> **WHAT THE TASK ASKS**
Where does the string "term" occur in the entries below? Copy every line where it does.

> **SOURCE MATERIAL**
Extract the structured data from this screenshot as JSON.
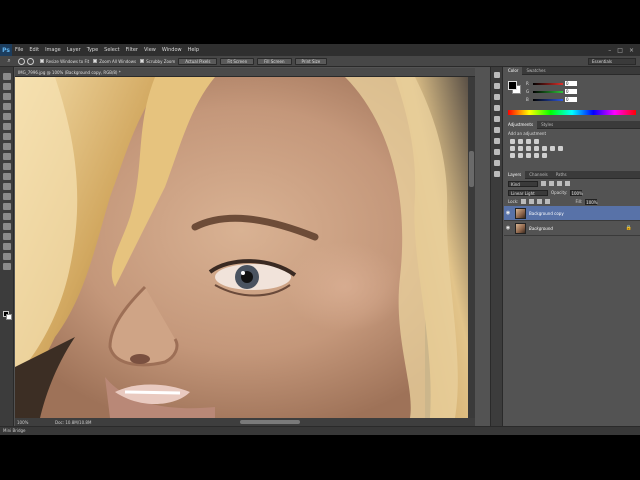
{
  "app": {
    "logo": "Ps",
    "menu": [
      "File",
      "Edit",
      "Image",
      "Layer",
      "Type",
      "Select",
      "Filter",
      "View",
      "Window",
      "Help"
    ],
    "window_controls": [
      "–",
      "□",
      "×"
    ]
  },
  "options_bar": {
    "resize_windows": "Resize Windows to Fit",
    "zoom_all": "Zoom All Windows",
    "scrubby_zoom": "Scrubby Zoom",
    "buttons": [
      "Actual Pixels",
      "Fit Screen",
      "Fill Screen",
      "Print Size"
    ],
    "workspace": "Essentials"
  },
  "document": {
    "tab_title": "IMG_7996.jpg @ 100% (Background copy, RGB/8) *",
    "zoom": "100%",
    "doc_size": "Doc: 10.8M/10.8M"
  },
  "status_bar": {
    "mini_bridge": "Mini Bridge"
  },
  "color_panel": {
    "tabs": [
      "Color",
      "Swatches"
    ],
    "sliders": [
      {
        "label": "R",
        "value": "0",
        "color": "#e0302a"
      },
      {
        "label": "G",
        "value": "0",
        "color": "#2fc33a"
      },
      {
        "label": "B",
        "value": "0",
        "color": "#2e57e0"
      }
    ]
  },
  "adjustments_panel": {
    "tabs": [
      "Adjustments",
      "Styles"
    ],
    "title": "Add an adjustment"
  },
  "layers_panel": {
    "tabs": [
      "Layers",
      "Channels",
      "Paths"
    ],
    "kind": "Kind",
    "blend_mode": "Linear Light",
    "opacity_label": "Opacity:",
    "opacity": "100%",
    "lock_label": "Lock:",
    "fill_label": "Fill:",
    "fill": "100%",
    "layers": [
      {
        "name": "Background copy",
        "selected": true
      },
      {
        "name": "Background",
        "selected": false
      }
    ],
    "lock_icon": "🔒"
  },
  "colors": {
    "accent_selection": "#5872a8",
    "fg_color": "#000000",
    "bg_color": "#ffffff"
  }
}
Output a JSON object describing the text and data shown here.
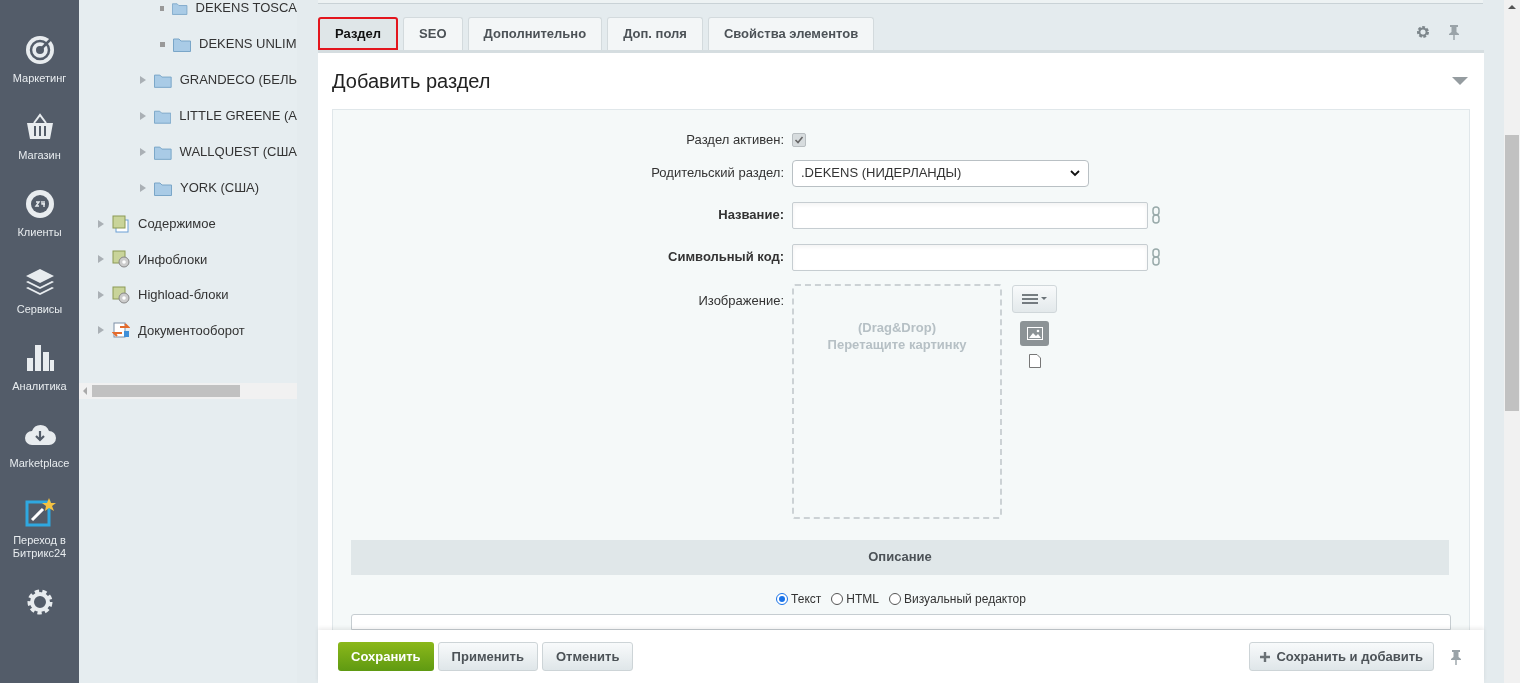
{
  "nav": [
    {
      "label": "Маркетинг",
      "kind": "target"
    },
    {
      "label": "Магазин",
      "kind": "basket"
    },
    {
      "label": "Клиенты",
      "kind": "crm"
    },
    {
      "label": "Сервисы",
      "kind": "layers"
    },
    {
      "label": "Аналитика",
      "kind": "chart"
    },
    {
      "label": "Marketplace",
      "kind": "cloud"
    },
    {
      "label": "Переход в Битрикс24",
      "kind": "wand"
    },
    {
      "kind": "gear"
    }
  ],
  "tree": {
    "nested": [
      {
        "label": "DEKENS TOSCA"
      },
      {
        "label": "DEKENS UNLIM"
      }
    ],
    "folders": [
      {
        "label": "GRANDECO (БЕЛЬ",
        "expanded": false
      },
      {
        "label": "LITTLE GREENE (А",
        "expanded": false
      },
      {
        "label": "WALLQUEST (США",
        "expanded": false
      },
      {
        "label": "YORK (США)",
        "expanded": false
      }
    ],
    "modules": [
      {
        "label": "Содержимое",
        "expanded": false,
        "kind": "content"
      },
      {
        "label": "Инфоблоки",
        "expanded": false,
        "kind": "iblock"
      },
      {
        "label": "Highload-блоки",
        "expanded": false,
        "kind": "iblock"
      },
      {
        "label": "Документооборот",
        "expanded": false,
        "kind": "docflow"
      }
    ]
  },
  "tabs": [
    {
      "label": "Раздел",
      "selected": true
    },
    {
      "label": "SEO",
      "selected": false
    },
    {
      "label": "Дополнительно",
      "selected": false
    },
    {
      "label": "Доп. поля",
      "selected": false
    },
    {
      "label": "Свойства элементов",
      "selected": false
    }
  ],
  "form": {
    "title": "Добавить раздел",
    "active": {
      "label": "Раздел активен:",
      "checked": true
    },
    "parent": {
      "label": "Родительский раздел:",
      "value": ".DEKENS (НИДЕРЛАНДЫ)"
    },
    "name": {
      "label": "Название:"
    },
    "code": {
      "label": "Символьный код:"
    },
    "image": {
      "label": "Изображение:",
      "hint_1": "(Drag&Drop)",
      "hint_2": "Перетащите картинку"
    },
    "description": {
      "heading": "Описание",
      "modes": [
        {
          "label": "Текст",
          "selected": true
        },
        {
          "label": "HTML",
          "selected": false
        },
        {
          "label": "Визуальный редактор",
          "selected": false
        }
      ]
    }
  },
  "footer": {
    "buttons": [
      {
        "label": "Сохранить",
        "kind": "primary"
      },
      {
        "label": "Применить",
        "kind": "plain"
      },
      {
        "label": "Отменить",
        "kind": "plain"
      }
    ],
    "save_add": "Сохранить и добавить"
  }
}
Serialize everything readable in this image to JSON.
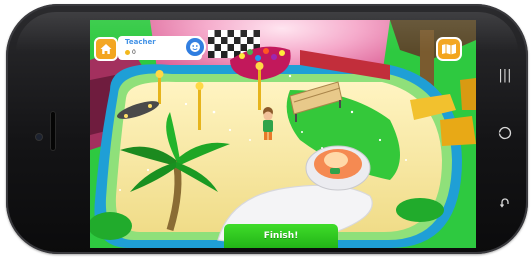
{
  "player": {
    "name": "Teacher",
    "coins": "0"
  },
  "actions": {
    "finish_label": "Finish!"
  },
  "icons": {
    "home": "home-icon",
    "map": "map-icon",
    "avatar": "avatar-icon",
    "nav_menu": "menu-lines-icon",
    "nav_home": "circle-home-icon",
    "nav_back": "back-arrow-icon"
  },
  "colors": {
    "grass": "#27c23c",
    "path": "#f5e9a6",
    "hud_orange": "#f3a51e",
    "finish_green": "#2fcb22",
    "name_blue": "#3d8fe6"
  }
}
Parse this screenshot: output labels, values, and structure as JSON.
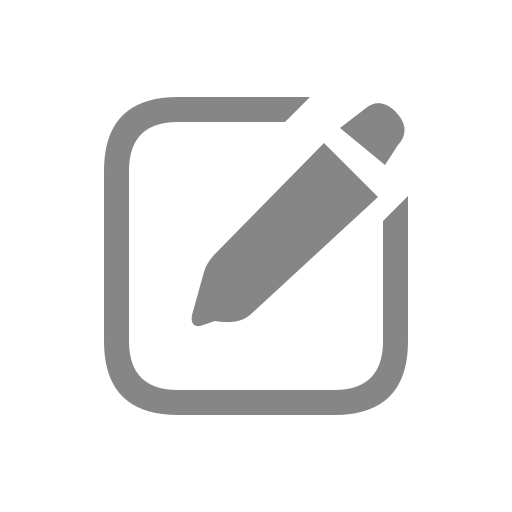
{
  "icon": {
    "name": "edit-icon",
    "color": "#868686",
    "background": "#ffffff"
  }
}
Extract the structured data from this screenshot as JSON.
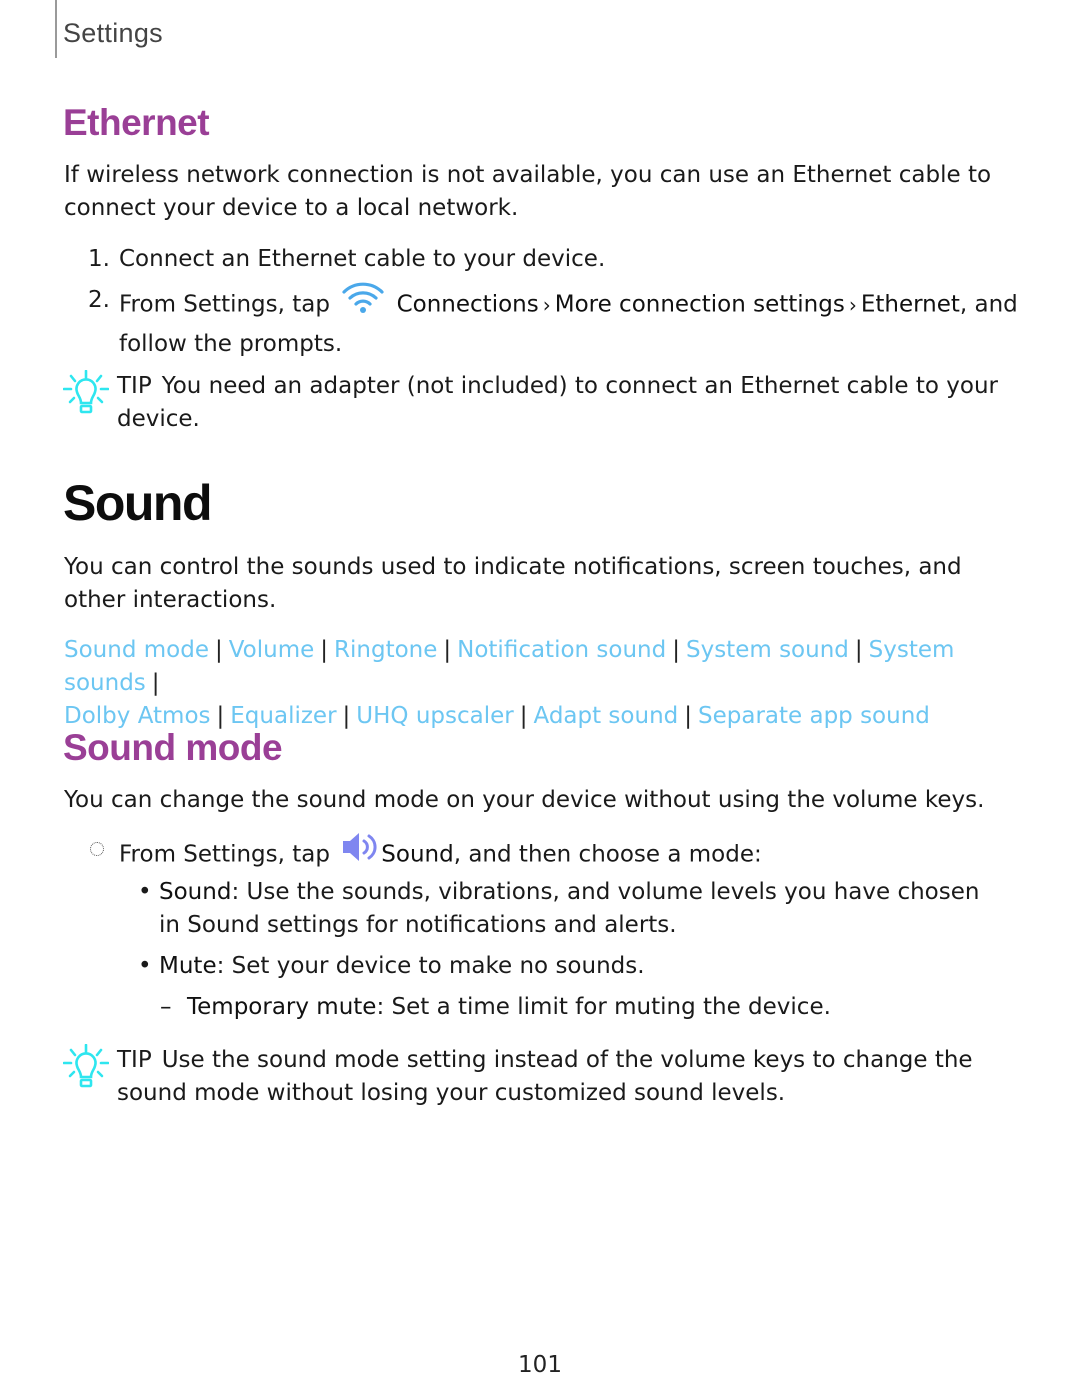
{
  "header": {
    "section": "Settings"
  },
  "ethernet": {
    "title": "Ethernet",
    "intro": "If wireless network connection is not available, you can use an Ethernet cable to connect your device to a local network.",
    "steps": [
      {
        "num": "1.",
        "text": "Connect an Ethernet cable to your device."
      },
      {
        "num": "2.",
        "prefix": "From Settings, tap",
        "icon": "wifi-icon",
        "path": [
          "Connections",
          "More connection settings",
          "Ethernet"
        ],
        "suffix": ", and follow the prompts."
      }
    ],
    "tip": {
      "label": "TIP",
      "text": "You need an adapter (not included) to connect an Ethernet cable to your device."
    }
  },
  "sound": {
    "title": "Sound",
    "intro": "You can control the sounds used to indicate notifications, screen touches, and other interactions.",
    "links": [
      "Sound mode",
      "Volume",
      "Ringtone",
      "Notification sound",
      "System sound",
      "System sounds",
      "Dolby Atmos",
      "Equalizer",
      "UHQ upscaler",
      "Adapt sound",
      "Separate app sound"
    ],
    "separator": "|"
  },
  "sound_mode": {
    "title": "Sound mode",
    "intro": "You can change the sound mode on your device without using the volume keys.",
    "step": {
      "prefix": "From Settings, tap",
      "icon": "speaker-icon",
      "bold": "Sound",
      "suffix": ", and then choose a mode:"
    },
    "options": [
      {
        "term": "Sound",
        "desc": ": Use the sounds, vibrations, and volume levels you have chosen in Sound settings for notifications and alerts."
      },
      {
        "term": "Mute",
        "desc": ": Set your device to make no sounds."
      }
    ],
    "sub_option": {
      "term": "Temporary mute",
      "desc": ": Set a time limit for muting the device."
    },
    "tip": {
      "label": "TIP",
      "text": "Use the sound mode setting instead of the volume keys to change the sound mode without losing your customized sound levels."
    }
  },
  "colors": {
    "heading_accent": "#9a3f96",
    "link": "#6cc6f2",
    "tip_icon": "#2ee6ef",
    "wifi_icon": "#4aa8ea",
    "speaker_icon": "#7f86f0"
  },
  "footer": {
    "page_number": "101"
  }
}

> **ANSWER TO THIS EXERCISE**
        "term": "Sound",
        "term": "Mute",
      "term": "Temporary mute",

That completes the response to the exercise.